You are here
A look back at the euro's 20 years
TWO decades ago, the euro currency was launched, at first existing virtually for accounting and financial transactions and then three years later, as notes and coins.
Here is a recap of its defining moments.
On Dec 31, 1998 on the eve of the euro launch as planned in the European Union's Maastricht Treaty, the definitive conversion rates were revealed to great fanfare in Brussels: one euro will buy 1.95583 Deutsche Marks, 6.55957 French francs and 1.936,27 Italian lire.
Tens of thousands of people in banks and European stock exchanges immediately got to work to ensure everything was ready and in place when markets reopen on Jan 4. Shops that displayed prices in both currencies with approximate exchange rates updated their tags.

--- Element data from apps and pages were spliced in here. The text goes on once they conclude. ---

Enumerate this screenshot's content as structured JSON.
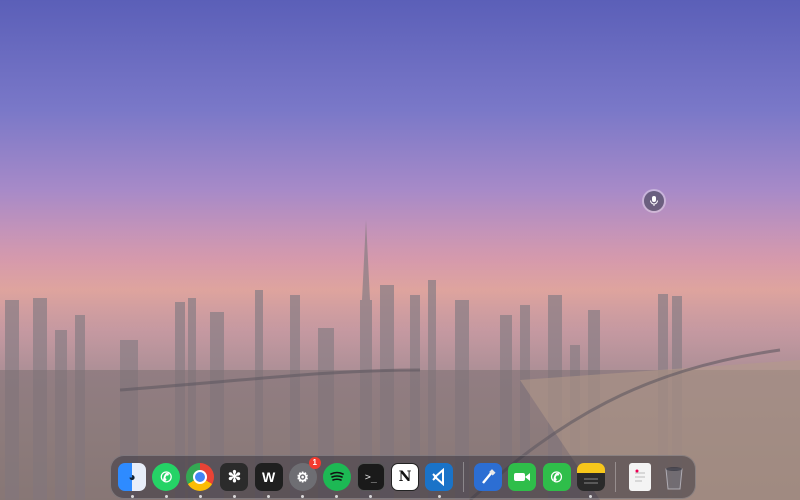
{
  "desktop": {
    "dictation": {
      "icon": "microphone-icon"
    }
  },
  "dock": {
    "apps": [
      {
        "name": "Finder",
        "icon": "finder-icon",
        "running": true
      },
      {
        "name": "WhatsApp",
        "icon": "whatsapp-icon",
        "running": true
      },
      {
        "name": "Chrome",
        "icon": "chrome-icon",
        "running": true
      },
      {
        "name": "ChatGPT",
        "icon": "chatgpt-icon",
        "running": true
      },
      {
        "name": "Wispr",
        "icon": "w-icon",
        "running": true
      },
      {
        "name": "System Settings",
        "icon": "settings-icon",
        "running": true,
        "badge": "1"
      },
      {
        "name": "Spotify",
        "icon": "spotify-icon",
        "running": true
      },
      {
        "name": "Terminal",
        "icon": "terminal-icon",
        "running": true
      },
      {
        "name": "Notion",
        "icon": "notion-icon",
        "running": false
      },
      {
        "name": "VS Code",
        "icon": "vscode-icon",
        "running": true
      },
      {
        "name": "Xcode",
        "icon": "hammer-icon",
        "running": false
      },
      {
        "name": "FaceTime",
        "icon": "facetime-icon",
        "running": false
      },
      {
        "name": "Phone",
        "icon": "phone-icon",
        "running": false
      },
      {
        "name": "Notes",
        "icon": "notes-icon",
        "running": true
      },
      {
        "name": "Document",
        "icon": "document-icon",
        "running": false
      },
      {
        "name": "Trash",
        "icon": "trash-icon",
        "running": false
      }
    ],
    "badge_color": "#f23b2f"
  }
}
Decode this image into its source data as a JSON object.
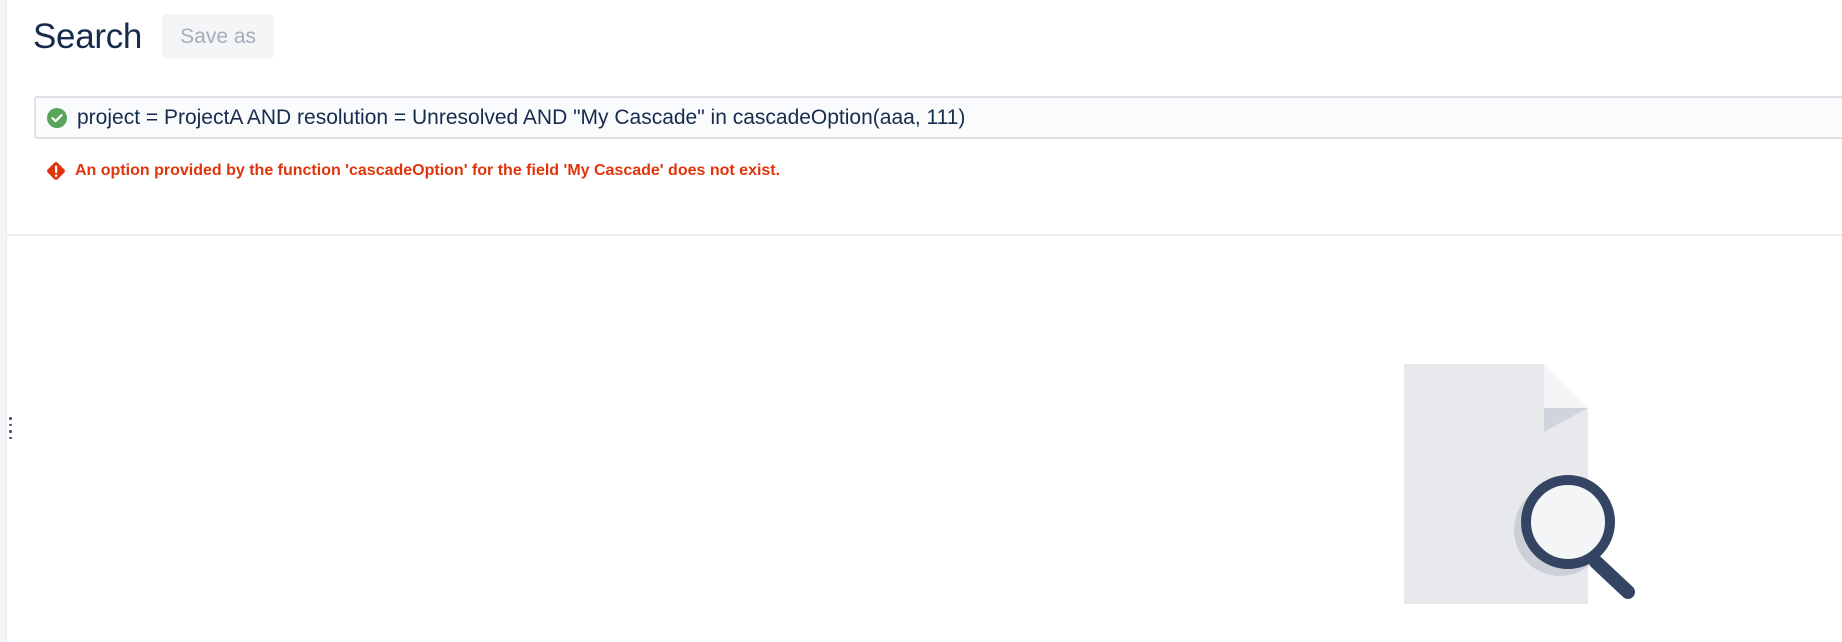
{
  "header": {
    "title": "Search",
    "save_as_label": "Save as"
  },
  "query": {
    "text": "project = ProjectA AND resolution = Unresolved AND \"My Cascade\" in cascadeOption(aaa, 111)",
    "status_icon": "check-circle-icon",
    "status_color": "#57a55a"
  },
  "error": {
    "icon": "error-diamond-icon",
    "message": "An option provided by the function 'cascadeOption' for the field 'My Cascade' does not exist.",
    "color": "#de350b"
  },
  "empty_state": {
    "icon": "document-search-illustration"
  },
  "colors": {
    "title": "#172b4d",
    "disabled_button_bg": "#f4f5f7",
    "disabled_button_text": "#a5adba",
    "query_border": "#dfe1e6",
    "query_bg": "#fafbfc"
  }
}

On Jan 1, 1999 the euro became the official currency for 291 million people in 11 countries - Austria, Belgium, Finland, France, Germany, Ireland, Italy, Luxembourg, The Netherlands, Portugal and Spain. The new money can be used for virtual bank operations, payments by cheque, traveller's cheque and bank card.

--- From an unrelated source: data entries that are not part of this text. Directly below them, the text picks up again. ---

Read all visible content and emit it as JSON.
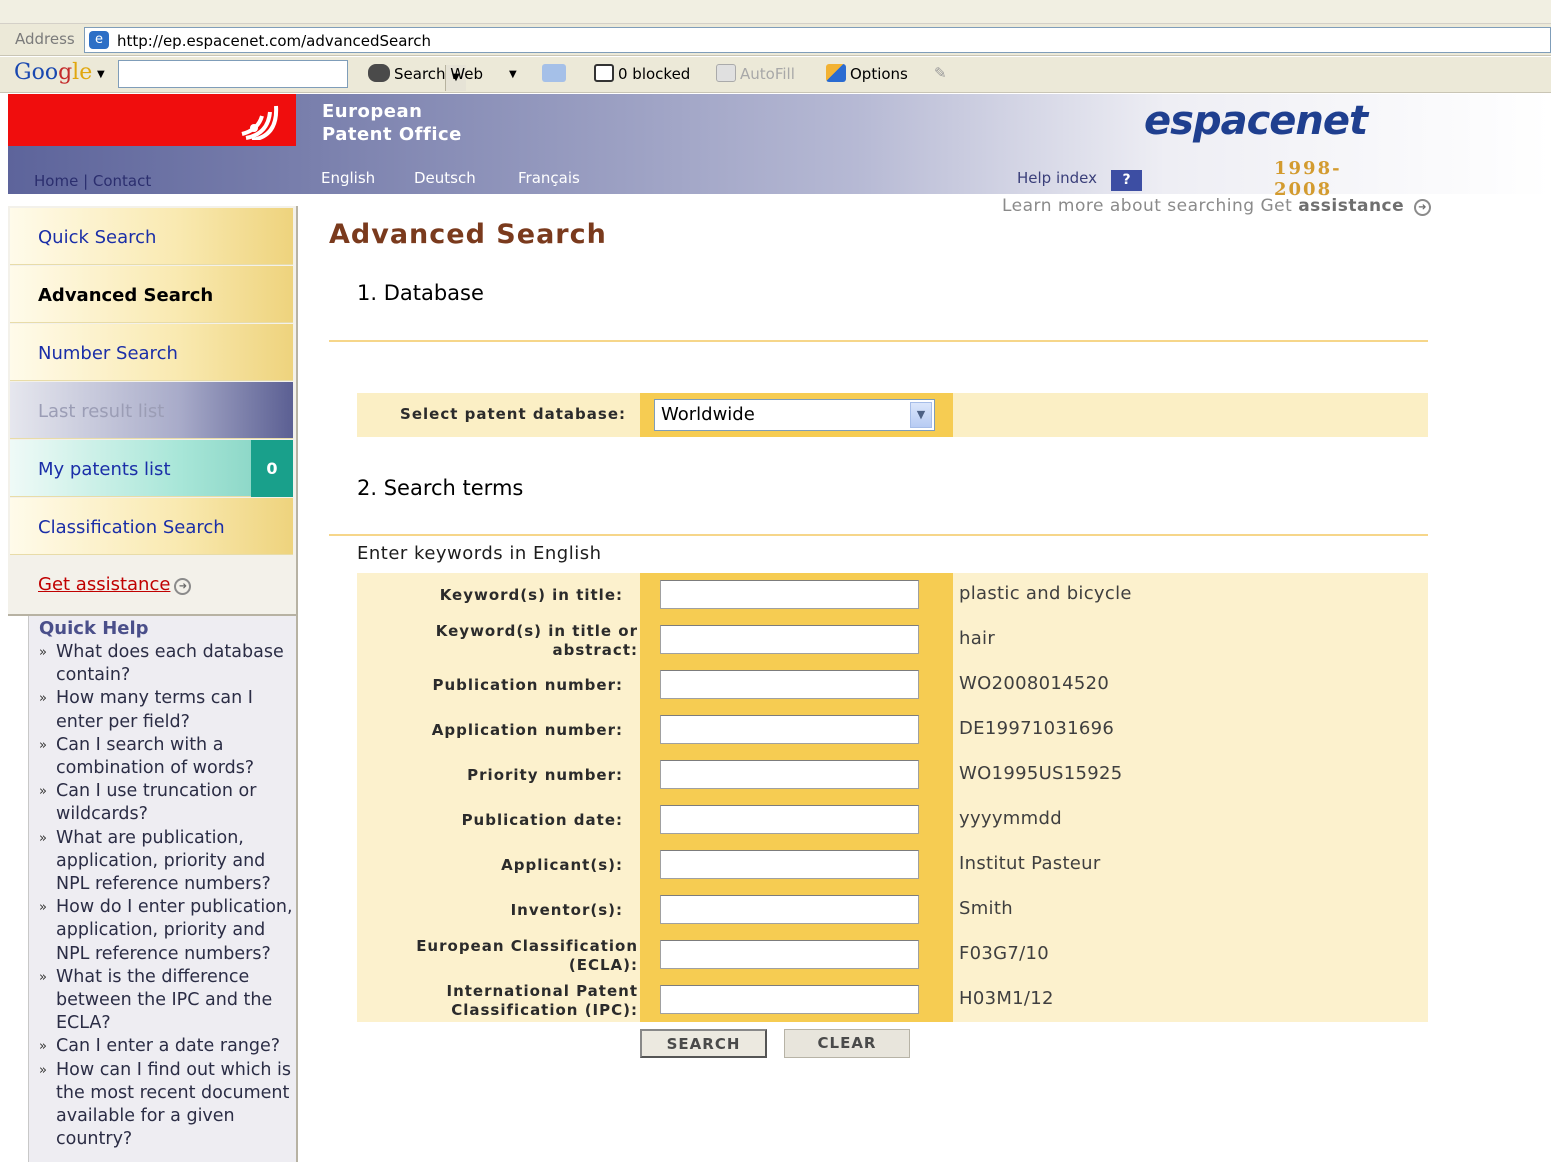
{
  "browser": {
    "address_label": "Address",
    "url": "http://ep.espacenet.com/advancedSearch",
    "google_logo_parts": [
      "Goo",
      "g",
      "le"
    ],
    "toolbar": {
      "search_web": "Search Web",
      "blocked": "0 blocked",
      "autofill": "AutoFill",
      "options": "Options"
    }
  },
  "header": {
    "org_line1": "European",
    "org_line2": "Patent Office",
    "home": "Home",
    "separator": " | ",
    "contact": "Contact",
    "languages": [
      "English",
      "Deutsch",
      "Français"
    ],
    "help_index": "Help index",
    "help_icon": "?",
    "brand_word": "espacenet",
    "brand_years": "1998-2008"
  },
  "sidebar": {
    "nav": [
      {
        "label": "Quick Search"
      },
      {
        "label": "Advanced Search"
      },
      {
        "label": "Number Search"
      },
      {
        "label": "Last result list"
      },
      {
        "label": "My patents list",
        "count": "0"
      },
      {
        "label": "Classification Search"
      }
    ],
    "get_assistance": "Get assistance",
    "quick_help": {
      "title": "Quick Help",
      "items": [
        "What does each database contain?",
        "How many terms can I enter per field?",
        "Can I search with a combination of words?",
        "Can I use truncation or wildcards?",
        "What are publication, application, priority and NPL reference numbers?",
        "How do I enter publication, application, priority and NPL reference numbers?",
        "What is the difference between the IPC and the ECLA?",
        "Can I enter a date range?",
        "How can I find out which is the most recent document available for a given country?"
      ]
    }
  },
  "main": {
    "title": "Advanced Search",
    "learn_more_prefix": "Learn more about searching Get ",
    "learn_more_bold": "assistance",
    "section1": "1. Database",
    "db_label": "Select patent database:",
    "db_value": "Worldwide",
    "section2": "2. Search terms",
    "enter_keywords": "Enter keywords in English",
    "fields": [
      {
        "label": "Keyword(s) in title:",
        "value": "",
        "example": "plastic and bicycle"
      },
      {
        "label": "Keyword(s) in title or abstract:",
        "value": "",
        "example": "hair"
      },
      {
        "label": "Publication number:",
        "value": "",
        "example": "WO2008014520"
      },
      {
        "label": "Application number:",
        "value": "",
        "example": "DE19971031696"
      },
      {
        "label": "Priority number:",
        "value": "",
        "example": "WO1995US15925"
      },
      {
        "label": "Publication date:",
        "value": "",
        "example": "yyyymmdd"
      },
      {
        "label": "Applicant(s):",
        "value": "",
        "example": "Institut Pasteur"
      },
      {
        "label": "Inventor(s):",
        "value": "",
        "example": "Smith"
      },
      {
        "label": "European Classification (ECLA):",
        "value": "",
        "example": "F03G7/10"
      },
      {
        "label": "International Patent Classification (IPC):",
        "value": "",
        "example": "H03M1/12"
      }
    ],
    "search_button": "SEARCH",
    "clear_button": "CLEAR"
  }
}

January 4 was the euro's baptism on European exchange markets. One euro exchanged for more than US$1.18. But weeks later, it slid to less than a dollar and at the end of October, it hit its lowest rate ever, at US$0.823.
On Jan 1, 2001 Greece became the 12th country to adopt the single currency.
Coins and notes
A year later, the euro became tangible - some 15 billion notes and more than 50 billion coins were put into circulation, shaking up the lives of 304 million Europeans.
People familiarised themselves with the single currency, sometimes using pocket calculators to make it easier to work out conversions. Unlike country-specific currencies, the euro notes do not have national symbols, opting instead for bridges and windows. A period of two currencies in circulation in each country in the eurozone began as national currencies were gradually phased out, lasting until Mar 1. On July 15, the euro reached parity with the dollar again.
In 2003, Sweden, in a referendum, joined Denmark and Britain in rejecting the single currency. Elsewhere, new EU member countries adopted the single currency - Slovenia in 2007, Cyprus and Malta in 2008, Slovakia in 2009, Estonia in 2011, Latvia in 2014 and Lithuania in 2015.
On July 15, 2008 the euro reached a historic exchange rate high, trading at US$1.6038 as the US was rocked by a sub-prime mortgage crisis. That November, the eurozone entered a recession lasting a year. In 2010, the EU was mired in a debt crisis. In May, the EU and the International Monetary Fund (IMF) provided a 110-billion-euro (S$172 billion) bailout for Greece, which in turn committed to a severe austerity plan. A month later, the euro plunged below US$1.20. In November, Ireland, where banks were crippled by debt, also obtained an EU/IMF bailout plan of 85 billion euros. Portugal obtained a 78-billion-euro international bailout in May 2011.
Saving the euro
On July 25, 2012 Spain's long-term interest rate soared above 7.6 per cent, sparking fears of a euro collapse. A day later, European Central Bank (ECB) chief Mario Draghi promised to do "whatever it takes to preserve the euro". In August, the ECB bought back in one week bonds of eurozone nations costing 22 billion euros to support Italy and Spain.
The EU accepted in October to wipe a part of the Greek debt along with a new set of loans.
In May 2014, the single currency neared US$1.40, hitting exports. Then, months later, it came close to US$1.05 in a tumbling that was linked to the buying of assets by the ECB to support the economy. In July the next year, Greece obtained a third bailout aimed at keeping it from crashing out of the eurozone, or "Grexit".
'Bin Laden' banknotes
In 2016, the ECB said it planned to stop issuing the 500-euro note by the end of 2018. The note was known as the "Bin Laden" and believed to be favoured by criminals for money laundering and terrorist financing. AFP